This wooden platform that rises up from a barley field in Mallorca gives a young equestrian a space for contemplation and grooming before and after horse riding (+ slideshow).
Designed as a collaboration between Norwegian studio Gartnerfuglen and Spanish architect Mariana de Delás, the Grooming Retreat was the "dream" request of a woman who had recently moved back to her hometown in the south of the Spanish island.
"She asked for a space for grooming, contemplation and delicacy," explained the architects, who worked with makers from India, Russia and Canada, as well as their home countries to realise the structure.
"The project focuses on the ritual of self-cleansing, both mental and corporeal," they explained. "Learning from the importance and formality of horse grooming before and after riding, the project intends to gain back the time devoted to one's self that modern times has taken away."
Located on an agricultural estate, the project is made up of three structures – a secluded wooden platform for the rider, a feeding and grooming station for her horse, and a narrow wooden pathway connecting the two.
These frame a pre- and post-ride ritual that involves tethering and grooming the horse, ceremonially traversing the pathway and then using a ladder to climb up into the "solemn refuge" via a hatch in the corner of the floor.
Screened by layers of mosquito netting with varying opacity, this space is divided up into designated areas for cleansing the body, mind and spirit.

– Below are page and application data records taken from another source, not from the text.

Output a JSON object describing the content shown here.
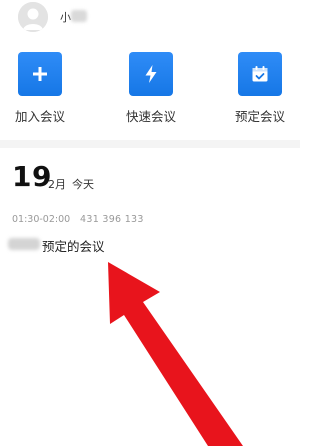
{
  "user": {
    "name": "小"
  },
  "actions": [
    {
      "label": "加入会议",
      "icon": "plus-icon"
    },
    {
      "label": "快速会议",
      "icon": "lightning-icon"
    },
    {
      "label": "预定会议",
      "icon": "calendar-check-icon"
    }
  ],
  "date": {
    "day": "19",
    "month": "2月",
    "today": "今天"
  },
  "meeting": {
    "time": "01:30-02:00",
    "id": "431 396 133",
    "title": "预定的会议"
  },
  "colors": {
    "accent": "#1677e6",
    "arrow": "#e8141c"
  }
}
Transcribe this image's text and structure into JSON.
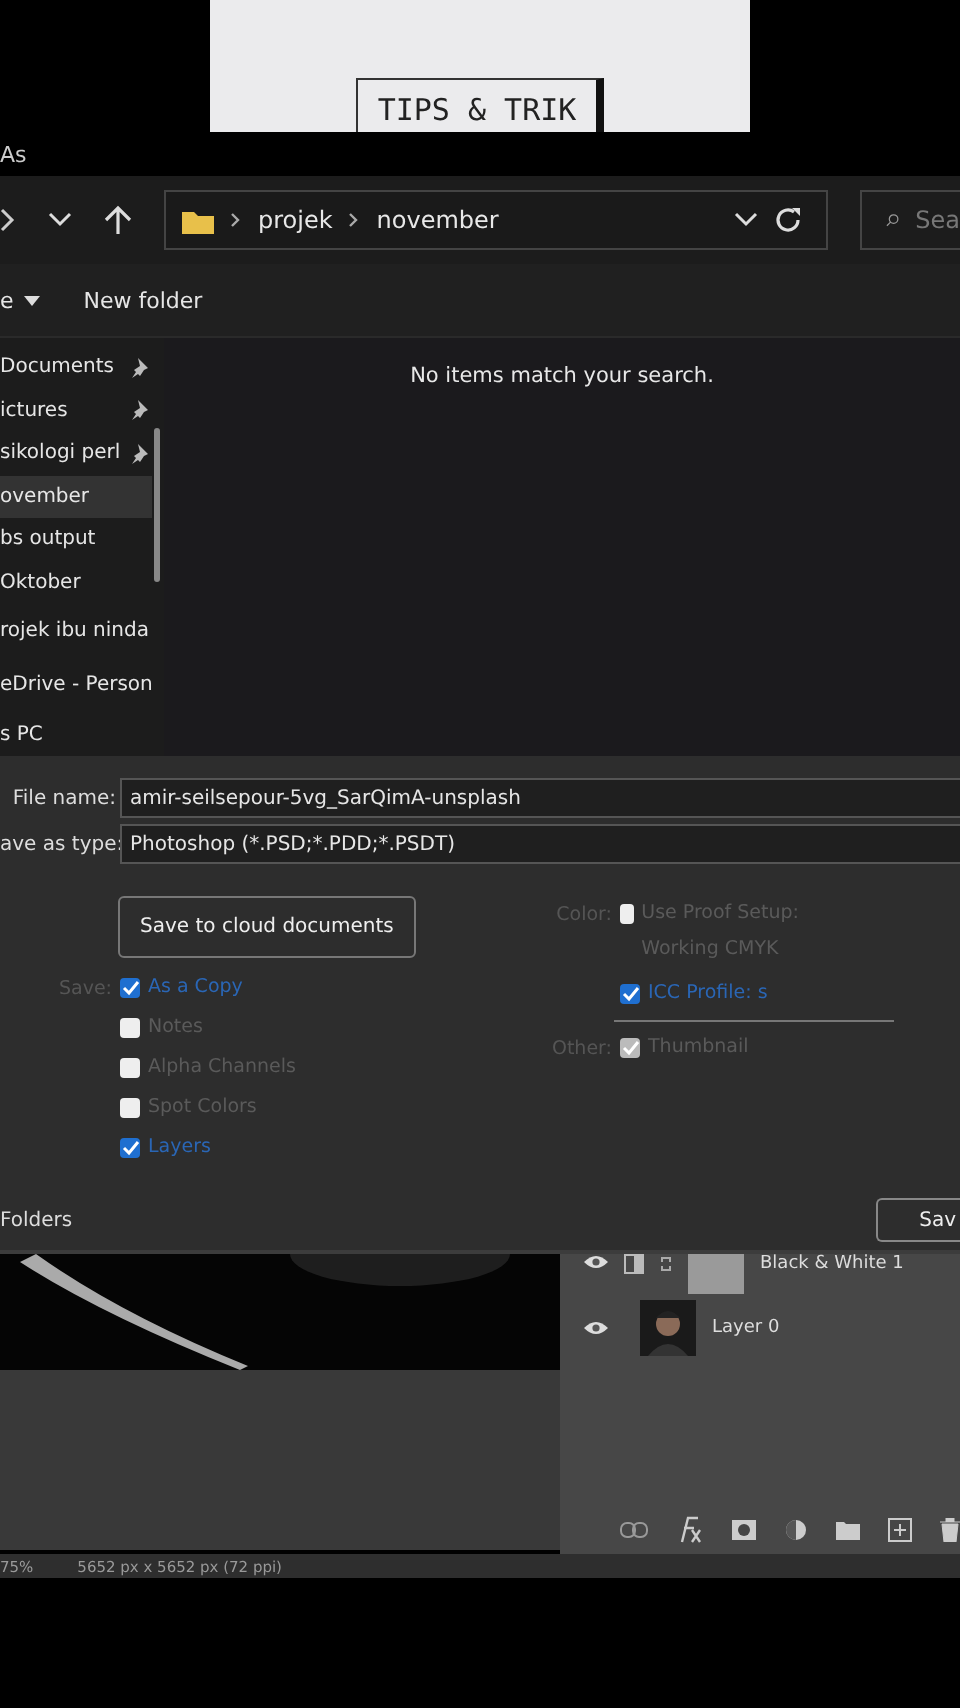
{
  "banner": {
    "title": "TIPS & TRIK"
  },
  "window": {
    "title": "As"
  },
  "address_bar": {
    "path": [
      "projek",
      "november"
    ],
    "search_placeholder": "Sea"
  },
  "toolbar": {
    "menu": "e",
    "new_folder": "New folder"
  },
  "nav": [
    {
      "label": "Documents",
      "pinned": true,
      "selected": false
    },
    {
      "label": "ictures",
      "pinned": true,
      "selected": false
    },
    {
      "label": "sikologi perl",
      "pinned": true,
      "selected": false
    },
    {
      "label": "ovember",
      "pinned": false,
      "selected": true
    },
    {
      "label": "bs output",
      "pinned": false,
      "selected": false
    },
    {
      "label": "Oktober",
      "pinned": false,
      "selected": false
    },
    {
      "label": "rojek ibu ninda",
      "pinned": false,
      "selected": false
    },
    {
      "label": "eDrive - Person",
      "pinned": false,
      "selected": false
    },
    {
      "label": "s PC",
      "pinned": false,
      "selected": false
    }
  ],
  "empty_message": "No items match your search.",
  "file_name": {
    "label": "File name:",
    "value": "amir-seilsepour-5vg_SarQimA-unsplash"
  },
  "save_type": {
    "label": "ave as type:",
    "value": "Photoshop (*.PSD;*.PDD;*.PSDT)"
  },
  "cloud_button": "Save to cloud documents",
  "save_options": {
    "label": "Save:",
    "items": [
      {
        "label": "As a Copy",
        "checked": true
      },
      {
        "label": "Notes",
        "checked": false
      },
      {
        "label": "Alpha Channels",
        "checked": false
      },
      {
        "label": "Spot Colors",
        "checked": false
      },
      {
        "label": "Layers",
        "checked": true
      }
    ]
  },
  "color_options": {
    "label": "Color:",
    "items": [
      {
        "label": "Use Proof Setup: Working CMYK",
        "checked": false
      },
      {
        "label": "ICC Profile: s",
        "checked": true
      }
    ]
  },
  "other_options": {
    "label": "Other:",
    "items": [
      {
        "label": "Thumbnail",
        "checked": true,
        "disabled": true
      }
    ]
  },
  "folders_toggle": "Folders",
  "save_button": "Sav",
  "layers": [
    {
      "name": "Black & White 1",
      "kind": "adjustment"
    },
    {
      "name": "Layer 0"
    }
  ],
  "status_bar": {
    "zoom": "75%",
    "size": "5652 px x 5652 px (72 ppi)"
  }
}
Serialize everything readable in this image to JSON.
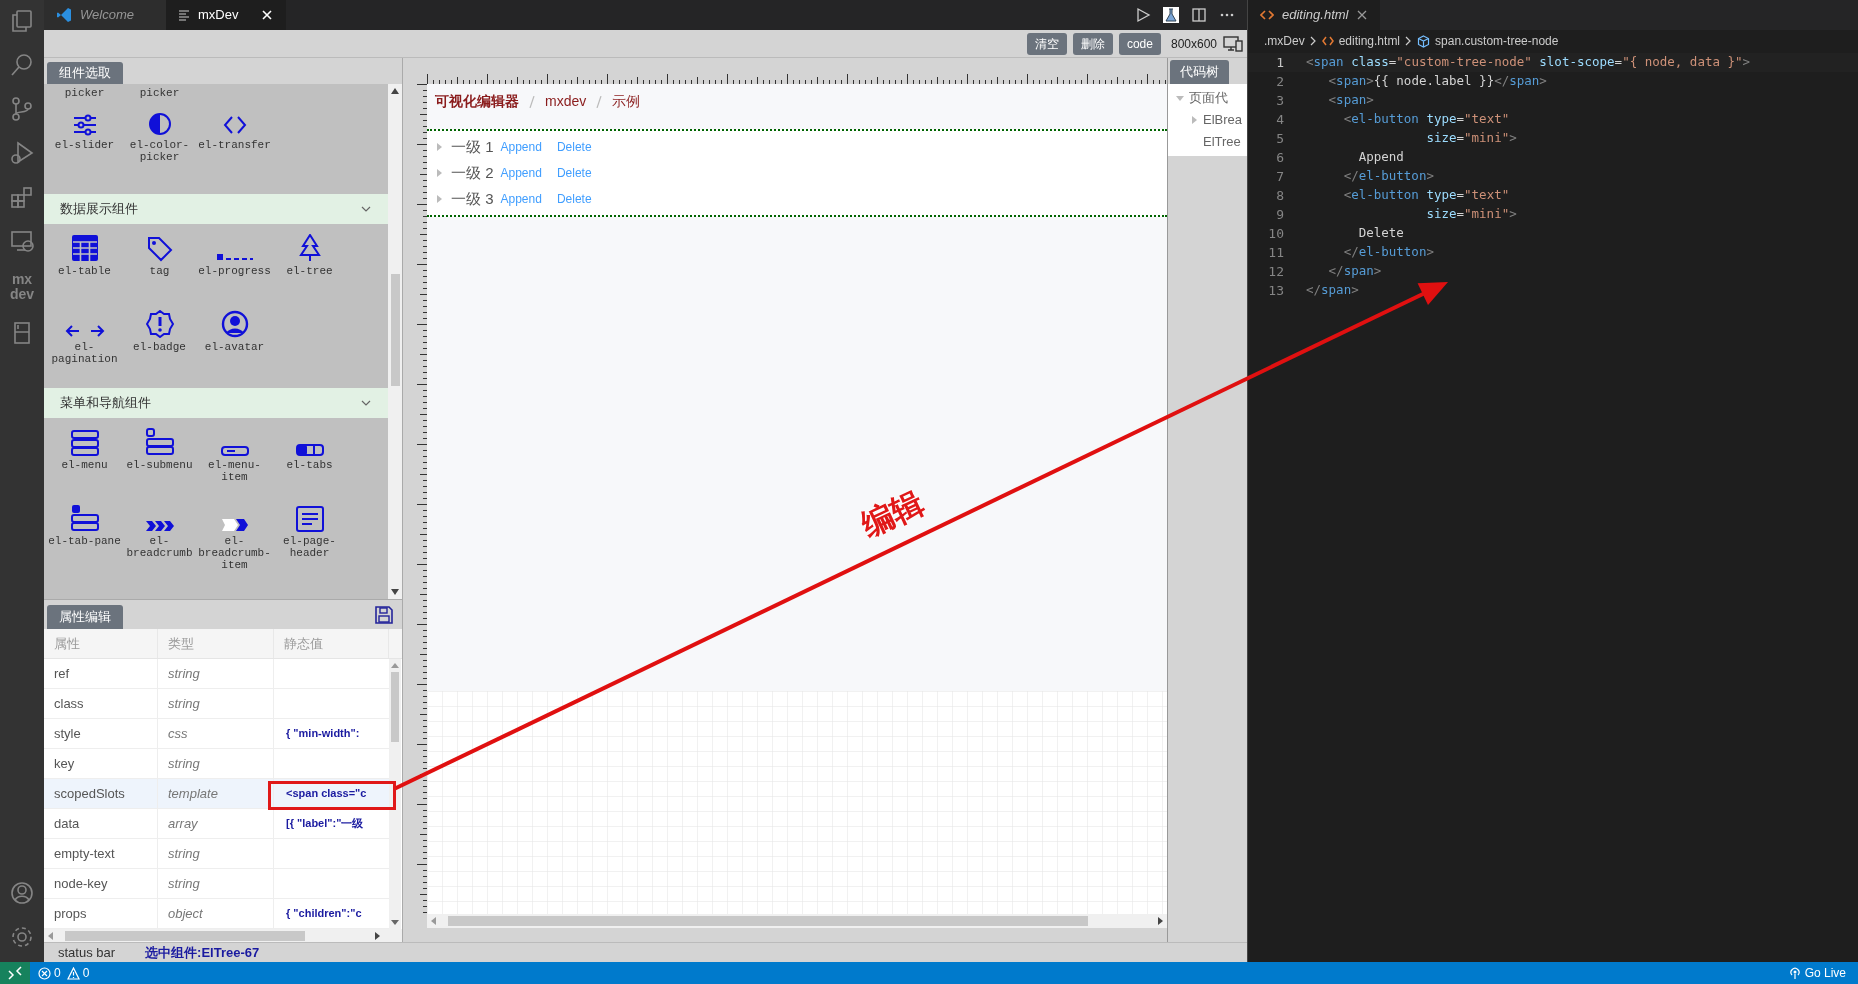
{
  "activity_bar": {
    "extension_label": "mx dev"
  },
  "editor_tabs": [
    {
      "label": "Welcome",
      "selected": false
    },
    {
      "label": "mxDev",
      "selected": true
    }
  ],
  "toolbar": {
    "buttons": [
      "清空",
      "删除",
      "code"
    ],
    "size": "800x600"
  },
  "palette": {
    "title": "组件选取",
    "groups": [
      {
        "rows": [
          [
            {
              "kind": "none",
              "label": "picker"
            },
            {
              "kind": "none",
              "label": "picker"
            }
          ],
          [
            {
              "kind": "slider",
              "label": "el-slider"
            },
            {
              "kind": "color-picker",
              "label": "el-color-picker"
            },
            {
              "kind": "transfer",
              "label": "el-transfer"
            }
          ]
        ]
      },
      {
        "title": "数据展示组件",
        "expanded": true,
        "rows": [
          [
            {
              "kind": "table",
              "label": "el-table"
            },
            {
              "kind": "tag",
              "label": "tag"
            },
            {
              "kind": "progress",
              "label": "el-progress"
            },
            {
              "kind": "tree",
              "label": "el-tree"
            }
          ],
          [
            {
              "kind": "pagination",
              "label": "el-pagination"
            },
            {
              "kind": "badge",
              "label": "el-badge"
            },
            {
              "kind": "avatar",
              "label": "el-avatar"
            }
          ]
        ]
      },
      {
        "title": "菜单和导航组件",
        "expanded": true,
        "rows": [
          [
            {
              "kind": "menu",
              "label": "el-menu"
            },
            {
              "kind": "submenu",
              "label": "el-submenu"
            },
            {
              "kind": "menu-item",
              "label": "el-menu-item"
            },
            {
              "kind": "tabs",
              "label": "el-tabs"
            }
          ],
          [
            {
              "kind": "tab-pane",
              "label": "el-tab-pane"
            },
            {
              "kind": "breadcrumb",
              "label": "el-breadcrumb"
            },
            {
              "kind": "breadcrumb-item",
              "label": "el-breadcrumb-item"
            },
            {
              "kind": "page-header",
              "label": "el-page-header"
            }
          ]
        ]
      }
    ]
  },
  "properties": {
    "title": "属性编辑",
    "columns": [
      "属性",
      "类型",
      "静态值"
    ],
    "rows": [
      {
        "name": "ref",
        "type": "string",
        "selected": false
      },
      {
        "name": "class",
        "type": "string",
        "selected": false
      },
      {
        "name": "style",
        "type": "css",
        "value": "{ \"min-width\":",
        "selected": false
      },
      {
        "name": "key",
        "type": "string",
        "selected": false
      },
      {
        "name": "scopedSlots",
        "type": "template",
        "value": "<span class=\"c",
        "selected": true
      },
      {
        "name": "data",
        "type": "array",
        "value": "[{ \"label\":\"一级",
        "selected": false
      },
      {
        "name": "empty-text",
        "type": "string",
        "selected": false
      },
      {
        "name": "node-key",
        "type": "string",
        "selected": false
      },
      {
        "name": "props",
        "type": "object",
        "value": "{ \"children\":\"c",
        "selected": false
      }
    ]
  },
  "canvas": {
    "breadcrumb": [
      "可视化编辑器",
      "mxdev",
      "示例"
    ],
    "tree": [
      {
        "label": "一级 1",
        "expanded": false,
        "actions": [
          "Append",
          "Delete"
        ]
      },
      {
        "label": "一级 2",
        "expanded": false,
        "actions": [
          "Append",
          "Delete"
        ]
      },
      {
        "label": "一级 3",
        "expanded": false,
        "actions": [
          "Append",
          "Delete"
        ]
      }
    ]
  },
  "code_tree": {
    "title": "代码树",
    "nodes": [
      {
        "label": "页面代",
        "expanded": true,
        "children": [
          {
            "label": "ElBrea",
            "expanded": false
          },
          {
            "label": "ElTree"
          }
        ]
      }
    ]
  },
  "app_status": {
    "label": "status bar",
    "selection": "选中组件:ElTree-67"
  },
  "code_editor": {
    "tab": "editing.html",
    "breadcrumb": [
      ".mxDev",
      "editing.html",
      "span.custom-tree-node"
    ],
    "lines": [
      {
        "number": "1",
        "current": true,
        "tokens": [
          {
            "kind": "punct",
            "text": "<"
          },
          {
            "kind": "tag",
            "text": "span"
          },
          {
            "kind": "attr",
            "text": " class"
          },
          {
            "kind": "text",
            "text": "="
          },
          {
            "kind": "str",
            "text": "\"custom-tree-node\""
          },
          {
            "kind": "attr",
            "text": " slot-scope"
          },
          {
            "kind": "text",
            "text": "="
          },
          {
            "kind": "str",
            "text": "\"{ node, data }\""
          },
          {
            "kind": "punct",
            "text": ">"
          }
        ]
      },
      {
        "number": "2",
        "current": false,
        "tokens": [
          {
            "kind": "punct",
            "text": "   <"
          },
          {
            "kind": "tag",
            "text": "span"
          },
          {
            "kind": "punct",
            "text": ">"
          },
          {
            "kind": "text",
            "text": "{{ node.label }}"
          },
          {
            "kind": "punct",
            "text": "</"
          },
          {
            "kind": "tag",
            "text": "span"
          },
          {
            "kind": "punct",
            "text": ">"
          }
        ]
      },
      {
        "number": "3",
        "current": false,
        "tokens": [
          {
            "kind": "punct",
            "text": "   <"
          },
          {
            "kind": "tag",
            "text": "span"
          },
          {
            "kind": "punct",
            "text": ">"
          }
        ]
      },
      {
        "number": "4",
        "current": false,
        "tokens": [
          {
            "kind": "punct",
            "text": "     <"
          },
          {
            "kind": "tag",
            "text": "el-button"
          },
          {
            "kind": "attr",
            "text": " type"
          },
          {
            "kind": "text",
            "text": "="
          },
          {
            "kind": "str",
            "text": "\"text\""
          }
        ]
      },
      {
        "number": "5",
        "current": false,
        "tokens": [
          {
            "kind": "attr",
            "text": "                size"
          },
          {
            "kind": "text",
            "text": "="
          },
          {
            "kind": "str",
            "text": "\"mini\""
          },
          {
            "kind": "punct",
            "text": ">"
          }
        ]
      },
      {
        "number": "6",
        "current": false,
        "tokens": [
          {
            "kind": "text",
            "text": "       Append"
          }
        ]
      },
      {
        "number": "7",
        "current": false,
        "tokens": [
          {
            "kind": "punct",
            "text": "     </"
          },
          {
            "kind": "tag",
            "text": "el-button"
          },
          {
            "kind": "punct",
            "text": ">"
          }
        ]
      },
      {
        "number": "8",
        "current": false,
        "tokens": [
          {
            "kind": "punct",
            "text": "     <"
          },
          {
            "kind": "tag",
            "text": "el-button"
          },
          {
            "kind": "attr",
            "text": " type"
          },
          {
            "kind": "text",
            "text": "="
          },
          {
            "kind": "str",
            "text": "\"text\""
          }
        ]
      },
      {
        "number": "9",
        "current": false,
        "tokens": [
          {
            "kind": "attr",
            "text": "                size"
          },
          {
            "kind": "text",
            "text": "="
          },
          {
            "kind": "str",
            "text": "\"mini\""
          },
          {
            "kind": "punct",
            "text": ">"
          }
        ]
      },
      {
        "number": "10",
        "current": false,
        "tokens": [
          {
            "kind": "text",
            "text": "       Delete"
          }
        ]
      },
      {
        "number": "11",
        "current": false,
        "tokens": [
          {
            "kind": "punct",
            "text": "     </"
          },
          {
            "kind": "tag",
            "text": "el-button"
          },
          {
            "kind": "punct",
            "text": ">"
          }
        ]
      },
      {
        "number": "12",
        "current": false,
        "tokens": [
          {
            "kind": "punct",
            "text": "   </"
          },
          {
            "kind": "tag",
            "text": "span"
          },
          {
            "kind": "punct",
            "text": ">"
          }
        ]
      },
      {
        "number": "13",
        "current": false,
        "tokens": [
          {
            "kind": "punct",
            "text": "</"
          },
          {
            "kind": "tag",
            "text": "span"
          },
          {
            "kind": "punct",
            "text": ">"
          }
        ]
      }
    ]
  },
  "status_bar": {
    "errors": "0",
    "warnings": "0",
    "go_live": "Go Live"
  },
  "annotation": {
    "label": "编辑"
  }
}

"For animals, self or social grooming does not only improve their hygiene but it is also said that they gain self-confidence, sexual appeal and reduce stress. We believe that by joining corporeal self-grooming beauty, simpleness and ritual, we can achieve the same benefits for the modern being," said the team.
Locally sourced timber was used to build the structures, including the criss-crossing frames that elevate the platform.
The view from inside looks out over the indigenous plant life and wild olive trees, and out to the sea beyond.
When not in use, the ladder can be taken away to prevent strangers from accessing the space without permission.
Architects: Gartnerfuglen, Mariana de Delás
Chief carpenters: Sindre Sahlqvist Blakar, Eirik Stormo
Hands-on collaborators: Marie Monsen, Julie Hauge, Suchi Vora, Martin Plante, Nataliya Kuznetsova